"Absent the economic support derived from such an interim structure, Air Jamaica would face the prospect of a near-term shut down, which would have a catastrophic impact on the approximately 1,900 personnel employed by Air Jamaica/Air Jamaica Holdings, countless booked passengers, and the vital tourism industry in Jamaica which relies so heavily on adequate air transportation services," the letter warned.
It was not immediately clear how the US would react, given the stand-off between Kingston and Washington over the stalled extradition of Tivoli Gardens strongman, Christopher 'Dudus' Coke.
The Bruce Golding Government said it would not bow to US demands for Coke whom they want to face trial on gun and drug-trafficking charges. Jamaica said the US evidence against Coke was obtained in breach of his constitutional rights.
Reached last night by phone overseas, Chief Executive Officer of Air Jamaica Bruce Nobles confirmed the contents of the letter, a copy of which was obtained by the Observer, but would not speculate.

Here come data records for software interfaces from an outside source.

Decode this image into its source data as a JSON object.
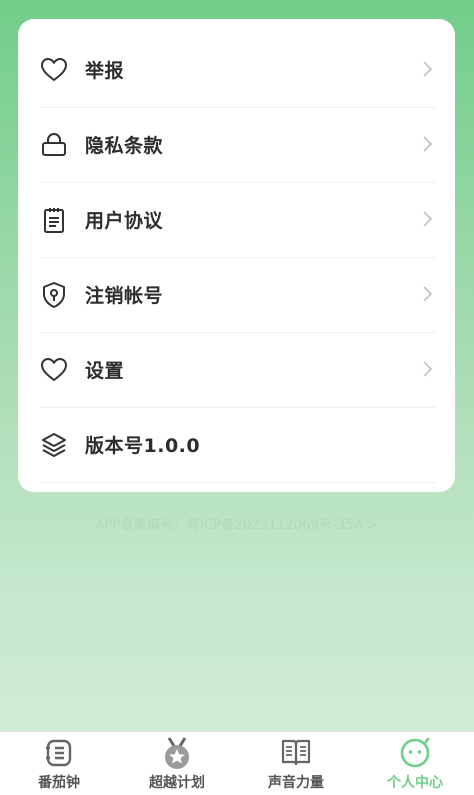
{
  "menu": {
    "items": [
      {
        "label": "举报",
        "icon": "heart-icon",
        "has_arrow": true
      },
      {
        "label": "隐私条款",
        "icon": "lock-icon",
        "has_arrow": true
      },
      {
        "label": "用户协议",
        "icon": "clipboard-icon",
        "has_arrow": true
      },
      {
        "label": "注销帐号",
        "icon": "shield-icon",
        "has_arrow": true
      },
      {
        "label": "设置",
        "icon": "heart-icon",
        "has_arrow": true
      },
      {
        "label": "版本号1.0.0",
        "icon": "layers-icon",
        "has_arrow": false
      }
    ]
  },
  "footer": {
    "icp": "APP备案编号：粤ICP备2023112069号-35A >"
  },
  "tabbar": {
    "tabs": [
      {
        "label": "番茄钟",
        "icon": "timer-icon",
        "active": false
      },
      {
        "label": "超越计划",
        "icon": "medal-icon",
        "active": false
      },
      {
        "label": "声音力量",
        "icon": "book-icon",
        "active": false
      },
      {
        "label": "个人中心",
        "icon": "smile-face-icon",
        "active": true
      }
    ],
    "active_color": "#6fcf86",
    "inactive_color": "#555555"
  },
  "colors": {
    "background_top": "#72cd8a",
    "background_bottom": "#d4eed8",
    "card": "#ffffff"
  }
}
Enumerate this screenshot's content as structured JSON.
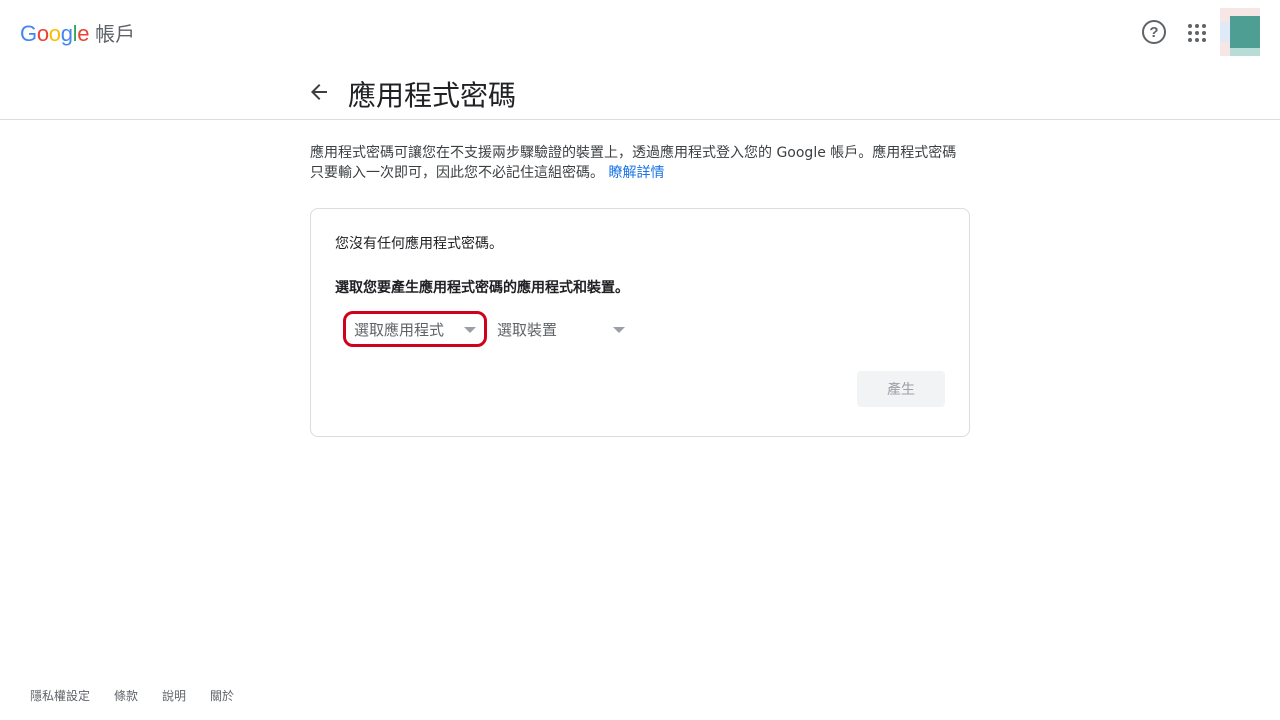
{
  "header": {
    "logo_letters": [
      {
        "char": "G",
        "color": "#4285F4"
      },
      {
        "char": "o",
        "color": "#EA4335"
      },
      {
        "char": "o",
        "color": "#FBBC05"
      },
      {
        "char": "g",
        "color": "#4285F4"
      },
      {
        "char": "l",
        "color": "#34A853"
      },
      {
        "char": "e",
        "color": "#EA4335"
      }
    ],
    "product_name": "帳戶",
    "help_icon": "?",
    "icons": [
      "help-circle-icon",
      "apps-grid-icon",
      "avatar"
    ]
  },
  "title_bar": {
    "back_icon": "arrow-left-icon",
    "title": "應用程式密碼"
  },
  "description": {
    "text": "應用程式密碼可讓您在不支援兩步驟驗證的裝置上，透過應用程式登入您的 Google 帳戶。應用程式密碼只要輸入一次即可，因此您不必記住這組密碼。",
    "link": "瞭解詳情"
  },
  "card": {
    "empty_message": "您沒有任何應用程式密碼。",
    "instruction": "選取您要產生應用程式密碼的應用程式和裝置。",
    "select_app": "選取應用程式",
    "select_device": "選取裝置",
    "generate_button": "產生"
  },
  "footer": {
    "links": [
      "隱私權設定",
      "條款",
      "說明",
      "關於"
    ]
  },
  "colors": {
    "link": "#1a73e8",
    "highlight_border": "#d0021b",
    "divider": "#dadce0"
  }
}
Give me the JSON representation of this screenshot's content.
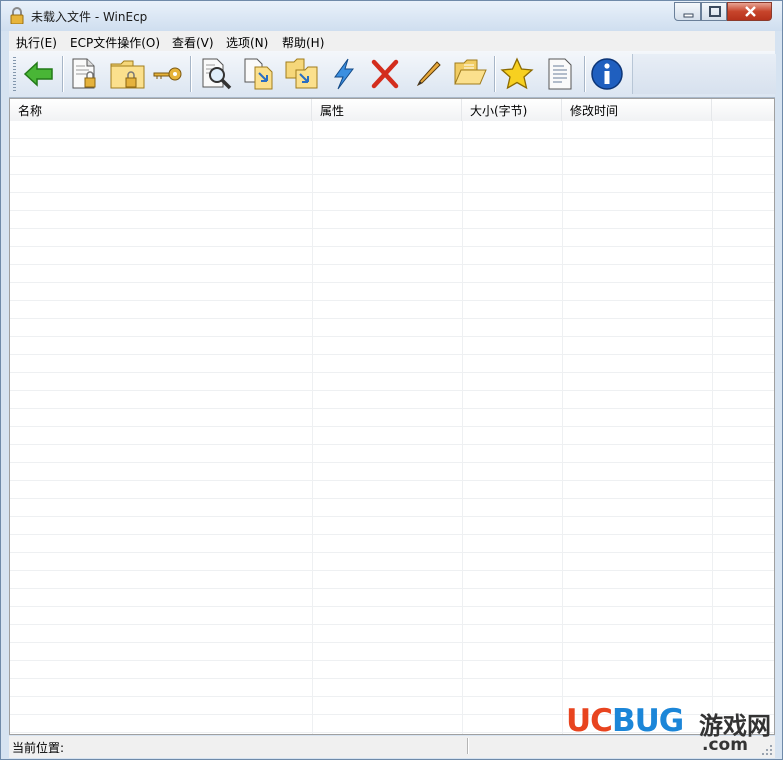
{
  "window": {
    "title": "未载入文件 - WinEcp",
    "controls": {
      "minimize": "minimize-icon",
      "maximize": "maximize-icon",
      "close": "close-icon"
    }
  },
  "menu": {
    "items": [
      "执行(E)",
      "ECP文件操作(O)",
      "查看(V)",
      "选项(N)",
      "帮助(H)"
    ]
  },
  "toolbar": {
    "buttons": [
      "back-arrow-icon",
      "lock-document-icon",
      "lock-folder-icon",
      "key-icon",
      "search-document-icon",
      "copy-document-icon",
      "move-folder-icon",
      "lightning-icon",
      "delete-icon",
      "pencil-icon",
      "open-folder-icon",
      "star-icon",
      "text-document-icon",
      "info-icon"
    ]
  },
  "list": {
    "columns": [
      "名称",
      "属性",
      "大小(字节)",
      "修改时间"
    ],
    "rows": []
  },
  "status": {
    "label": "当前位置:"
  },
  "watermark": {
    "uc": "UC",
    "bug": "BUG",
    "cn": "游戏网",
    "com": ".com"
  },
  "colors": {
    "accent_close": "#c7442b",
    "watermark_red": "#e8441f",
    "watermark_blue": "#1c86d8"
  }
}
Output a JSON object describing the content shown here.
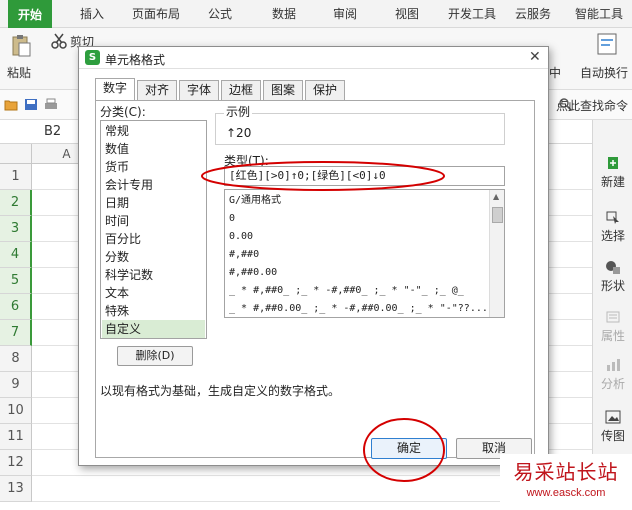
{
  "ribbon_tabs": [
    "开始",
    "插入",
    "页面布局",
    "公式",
    "数据",
    "审阅",
    "视图",
    "开发工具",
    "云服务",
    "智能工具"
  ],
  "ribbon": {
    "paste": "粘贴",
    "cut": "剪切",
    "center": "中",
    "wrap": "自动换行"
  },
  "quickbar": {
    "find_cmd": "点此查找命令"
  },
  "namebox": "B2",
  "column_headers": [
    "A"
  ],
  "row_numbers": [
    "1",
    "2",
    "3",
    "4",
    "5",
    "6",
    "7",
    "8",
    "9",
    "10",
    "11",
    "12",
    "13"
  ],
  "selected_rows": [
    "2",
    "3",
    "4",
    "5",
    "6",
    "7"
  ],
  "side_panel": [
    {
      "label": "新建",
      "icon": "new-icon",
      "enabled": true
    },
    {
      "label": "选择",
      "icon": "select-icon",
      "enabled": true
    },
    {
      "label": "形状",
      "icon": "shape-icon",
      "enabled": true
    },
    {
      "label": "属性",
      "icon": "properties-icon",
      "enabled": false
    },
    {
      "label": "分析",
      "icon": "analysis-icon",
      "enabled": false
    },
    {
      "label": "传图",
      "icon": "image-icon",
      "enabled": true
    }
  ],
  "dialog": {
    "title": "单元格格式",
    "tabs": [
      "数字",
      "对齐",
      "字体",
      "边框",
      "图案",
      "保护"
    ],
    "active_tab": "数字",
    "category_label": "分类(C):",
    "categories": [
      "常规",
      "数值",
      "货币",
      "会计专用",
      "日期",
      "时间",
      "百分比",
      "分数",
      "科学记数",
      "文本",
      "特殊",
      "自定义"
    ],
    "selected_category": "自定义",
    "sample_label": "示例",
    "sample_value": "↑20",
    "type_label": "类型(T):",
    "type_value": "[红色][>0]↑0;[绿色][<0]↓0",
    "formats": [
      "G/通用格式",
      "0",
      "0.00",
      "#,##0",
      "#,##0.00",
      "_ * #,##0_ ;_ * -#,##0_ ;_ * \"-\"_ ;_ @_",
      "_ * #,##0.00_ ;_ * -#,##0.00_ ;_ * \"-\"??..."
    ],
    "delete_button": "删除(D)",
    "description": "以现有格式为基础，生成自定义的数字格式。",
    "ok_button": "确定",
    "cancel_button": "取消"
  },
  "colors": {
    "accent_green": "#2f9a3a",
    "annotation_red": "#d40000",
    "ok_border": "#2f7fd0"
  },
  "watermark": {
    "title": "易采站长站",
    "url": "www.easck.com"
  }
}
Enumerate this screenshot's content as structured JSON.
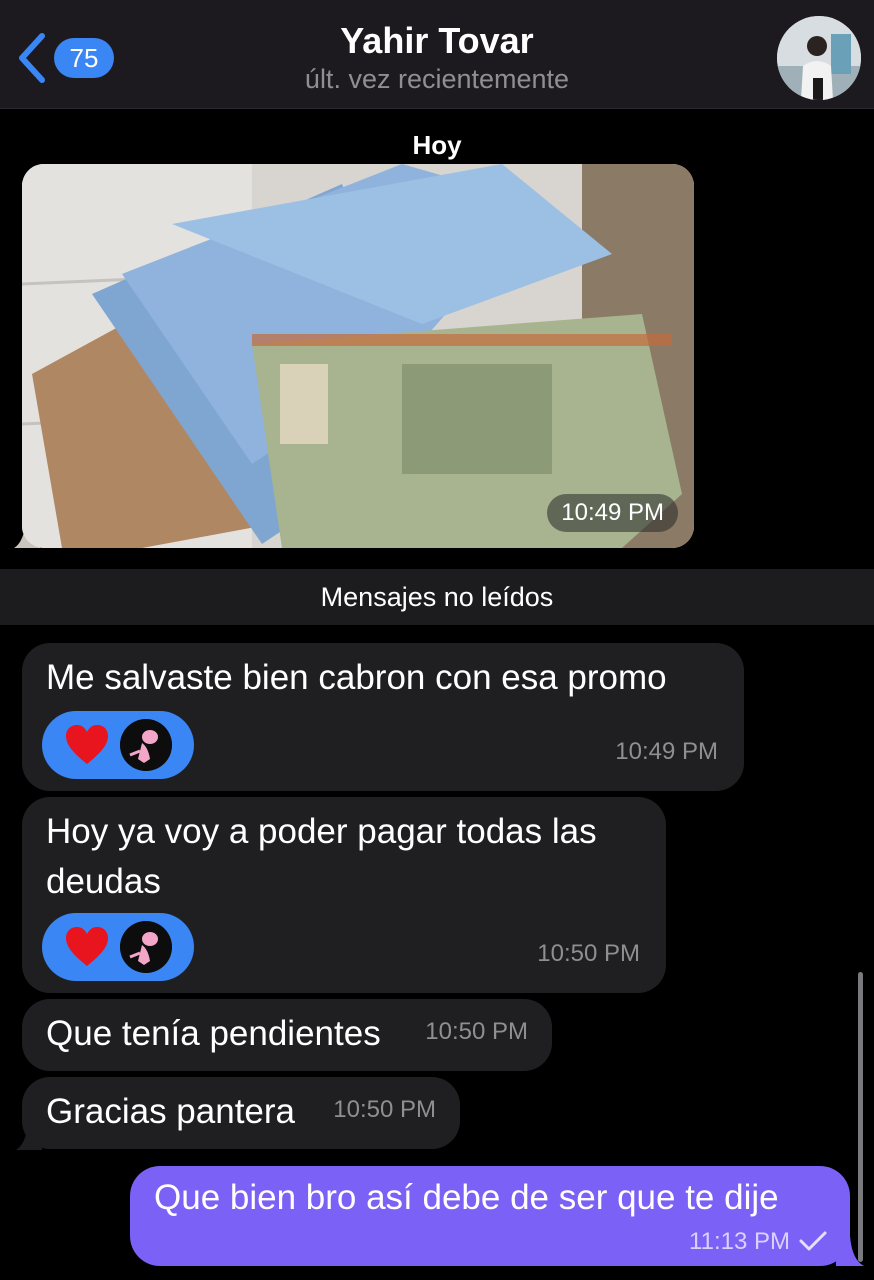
{
  "header": {
    "back_count": "75",
    "title": "Yahir Tovar",
    "subtitle": "últ. vez recientemente",
    "back_icon": "chevron-left-icon",
    "accent": "#3a86f5"
  },
  "chat": {
    "date_label": "Hoy",
    "photo_time": "10:49 PM",
    "unread_label": "Mensajes no leídos",
    "messages": [
      {
        "text": "Me salvaste bien cabron con esa promo",
        "time": "10:49 PM",
        "reaction": "heart"
      },
      {
        "text_line1": "Hoy ya voy a poder pagar todas las",
        "text_line2": "deudas",
        "time": "10:50 PM",
        "reaction": "heart"
      },
      {
        "text": "Que tenía pendientes",
        "time": "10:50 PM"
      },
      {
        "text": "Gracias pantera",
        "time": "10:50 PM"
      }
    ],
    "outgoing": {
      "text": "Que bien bro así debe de ser que te dije",
      "time": "11:13 PM",
      "status": "sent"
    }
  },
  "colors": {
    "incoming_bubble": "#1f1f21",
    "outgoing_bubble": "#7b61f5",
    "reaction_pill": "#3a86f5"
  }
}
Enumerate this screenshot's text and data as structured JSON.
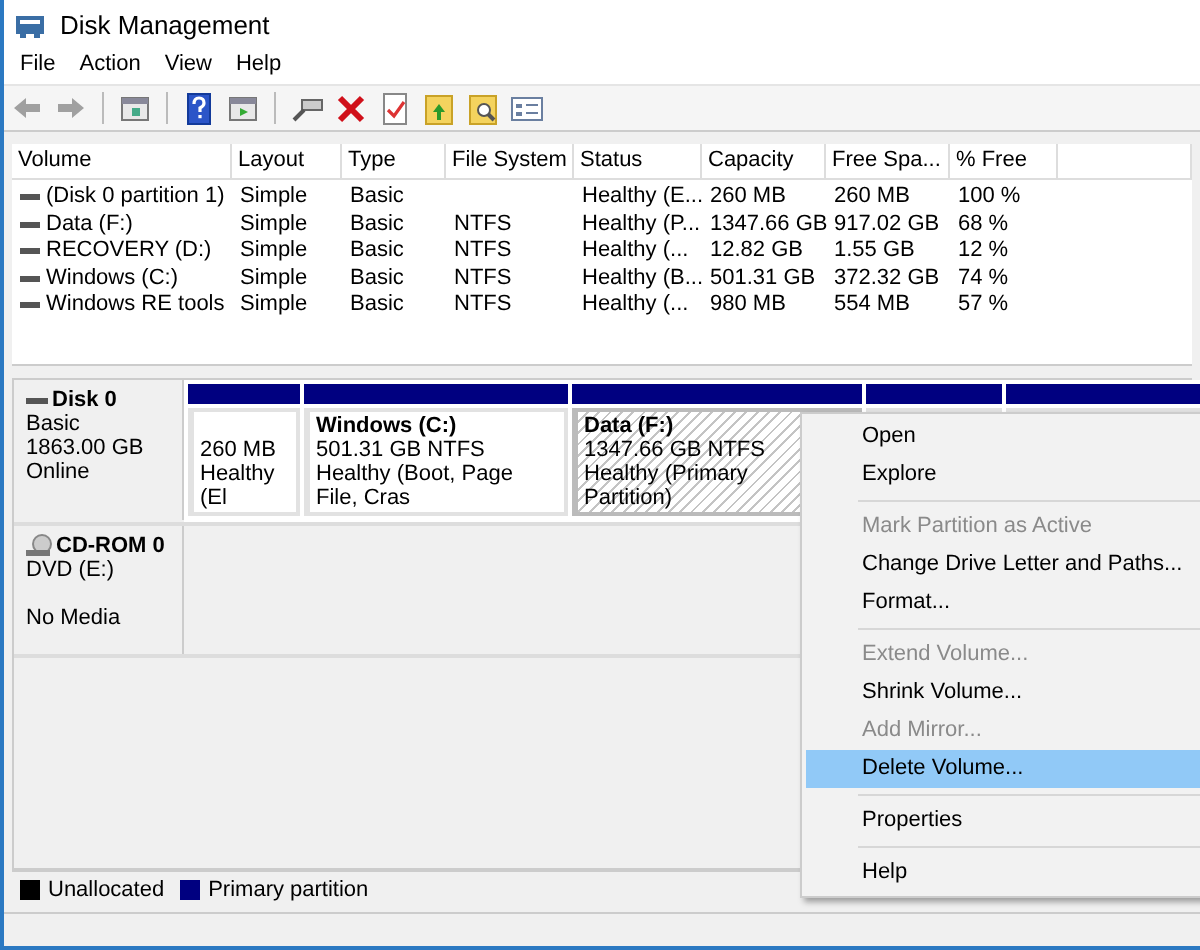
{
  "window": {
    "title": "Disk Management"
  },
  "menu_bar": [
    {
      "label": "File"
    },
    {
      "label": "Action"
    },
    {
      "label": "View"
    },
    {
      "label": "Help"
    }
  ],
  "toolbar": [
    {
      "kind": "back",
      "disabled": true
    },
    {
      "kind": "forward",
      "disabled": true
    },
    {
      "kind": "separator"
    },
    {
      "kind": "console",
      "disabled": false
    },
    {
      "kind": "separator"
    },
    {
      "kind": "help",
      "disabled": false
    },
    {
      "kind": "panel",
      "disabled": false
    },
    {
      "kind": "separator"
    },
    {
      "kind": "connect",
      "disabled": false
    },
    {
      "kind": "delete",
      "disabled": false
    },
    {
      "kind": "checklist",
      "disabled": false
    },
    {
      "kind": "folder-up",
      "disabled": false
    },
    {
      "kind": "folder-search",
      "disabled": false
    },
    {
      "kind": "properties",
      "disabled": false
    }
  ],
  "volumes": {
    "columns": [
      "Volume",
      "Layout",
      "Type",
      "File System",
      "Status",
      "Capacity",
      "Free Spa...",
      "% Free"
    ],
    "rows": [
      {
        "volume": "(Disk 0 partition 1)",
        "layout": "Simple",
        "type": "Basic",
        "status": "Healthy (E...",
        "capacity": "260 MB",
        "free_space": "260 MB",
        "percent_free": "100 %"
      },
      {
        "volume": "Data (F:)",
        "layout": "Simple",
        "type": "Basic",
        "file_system": "NTFS",
        "status": "Healthy (P...",
        "capacity": "1347.66 GB",
        "free_space": "917.02 GB",
        "percent_free": "68 %"
      },
      {
        "volume": "RECOVERY (D:)",
        "layout": "Simple",
        "type": "Basic",
        "file_system": "NTFS",
        "status": "Healthy (...",
        "capacity": "12.82 GB",
        "free_space": "1.55 GB",
        "percent_free": "12 %"
      },
      {
        "volume": "Windows (C:)",
        "layout": "Simple",
        "type": "Basic",
        "file_system": "NTFS",
        "status": "Healthy (B...",
        "capacity": "501.31 GB",
        "free_space": "372.32 GB",
        "percent_free": "74 %"
      },
      {
        "volume": "Windows RE tools",
        "layout": "Simple",
        "type": "Basic",
        "file_system": "NTFS",
        "status": "Healthy (...",
        "capacity": "980 MB",
        "free_space": "554 MB",
        "percent_free": "57 %"
      }
    ]
  },
  "disks": [
    {
      "kind": "disk",
      "name": "Disk 0",
      "details": [
        "Basic",
        "1863.00 GB",
        "Online"
      ],
      "partitions": [
        {
          "lines": [
            "260 MB",
            "Healthy (El"
          ],
          "selected": false
        },
        {
          "title": "Windows  (C:)",
          "lines": [
            "501.31 GB NTFS",
            "Healthy (Boot, Page File, Cras"
          ],
          "selected": false
        },
        {
          "title": "Data  (F:)",
          "lines": [
            "1347.66 GB NTFS",
            "Healthy (Primary Partition)"
          ],
          "selected": true
        },
        {
          "selected": false
        },
        {
          "selected": false
        }
      ]
    },
    {
      "kind": "cdrom",
      "name": "CD-ROM 0",
      "details": [
        "DVD (E:)"
      ],
      "media": "No Media"
    }
  ],
  "context_menu": [
    {
      "kind": "item",
      "label": "Open",
      "disabled": false,
      "selected": false
    },
    {
      "kind": "item",
      "label": "Explore",
      "disabled": false,
      "selected": false
    },
    {
      "kind": "separator"
    },
    {
      "kind": "item",
      "label": "Mark Partition as Active",
      "disabled": true,
      "selected": false
    },
    {
      "kind": "item",
      "label": "Change Drive Letter and Paths...",
      "disabled": false,
      "selected": false
    },
    {
      "kind": "item",
      "label": "Format...",
      "disabled": false,
      "selected": false
    },
    {
      "kind": "separator"
    },
    {
      "kind": "item",
      "label": "Extend Volume...",
      "disabled": true,
      "selected": false
    },
    {
      "kind": "item",
      "label": "Shrink Volume...",
      "disabled": false,
      "selected": false
    },
    {
      "kind": "item",
      "label": "Add Mirror...",
      "disabled": true,
      "selected": false
    },
    {
      "kind": "item",
      "label": "Delete Volume...",
      "disabled": false,
      "selected": true
    },
    {
      "kind": "separator"
    },
    {
      "kind": "item",
      "label": "Properties",
      "disabled": false,
      "selected": false
    },
    {
      "kind": "separator"
    },
    {
      "kind": "item",
      "label": "Help",
      "disabled": false,
      "selected": false
    }
  ],
  "legend": [
    {
      "label": "Unallocated",
      "color": "#000000"
    },
    {
      "label": "Primary partition",
      "color": "#000080"
    }
  ]
}
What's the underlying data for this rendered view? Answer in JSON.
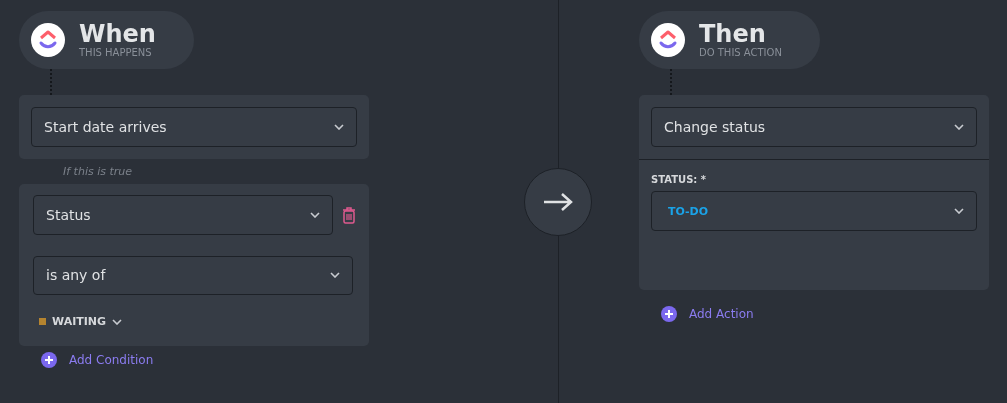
{
  "trigger": {
    "title": "When",
    "subtitle": "THIS HAPPENS",
    "event": "Start date arrives",
    "condition_hint": "If this is true",
    "condition": {
      "field": "Status",
      "operator": "is any of",
      "values": [
        {
          "label": "WAITING",
          "color": "#b5842f"
        }
      ]
    },
    "add_label": "Add Condition"
  },
  "action": {
    "title": "Then",
    "subtitle": "DO THIS ACTION",
    "type": "Change status",
    "field_label": "STATUS: *",
    "value": "TO-DO",
    "add_label": "Add Action"
  }
}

As part of the transit agreement, Air Jamaica would continue to operate under its existing authority under the contractual agreement with Caribbean Airlines and "we are asking the Department of Transportation for their concurrence with that strategy", Nobles said.
Asked what the implications would be if DOT does not return a favourable response by April 5, Nobles admitted "it is unclear".
"There are different opinions about what might happen or not happen if the determination has not been made and it is premature to try to speculate," he said.
But in the letter to DOT, Carneal noted that prompt implementation of the required interim structure was essential to ensure Air Jamaica's continued commercial operations during the transition period, until such time as CAL was able to take over key Air Jamaica routes.
"In the event the department nevertheless concludes that as a result of this arrangement Air Jamaica no longer satisfies the "effective control" requirements, Air Jamaica hereby requests a limited, short-term waiver of DOT's ownership and control policy to the extent necessary to allow Air Jamaica to continue operations for up to one year under its DOT exemption authority," Carneal asked.
The letter stated that pursuant to a TSA beginning on or about April 12, 2010, Air Jamaica planned to continue to operate under certain Jamaica-US routes authorised by its "open-skies" DOT exemption authority.
This includes continuation of Jamaica-US routes under its JM designator code, homeland Operating License, Air Operator Certificate, and US operations specifications and economic authority.
"The carrier's key management personnel (as required and approved by the Jamaica Civil Aviation Authority), as well as a limited number of other personnel necessary to maintain Air Jamaica operations, will remain direct Air Jamaica employees for as long as Air Jamaica continues air transportation services under its licence and AOC," the letter stated.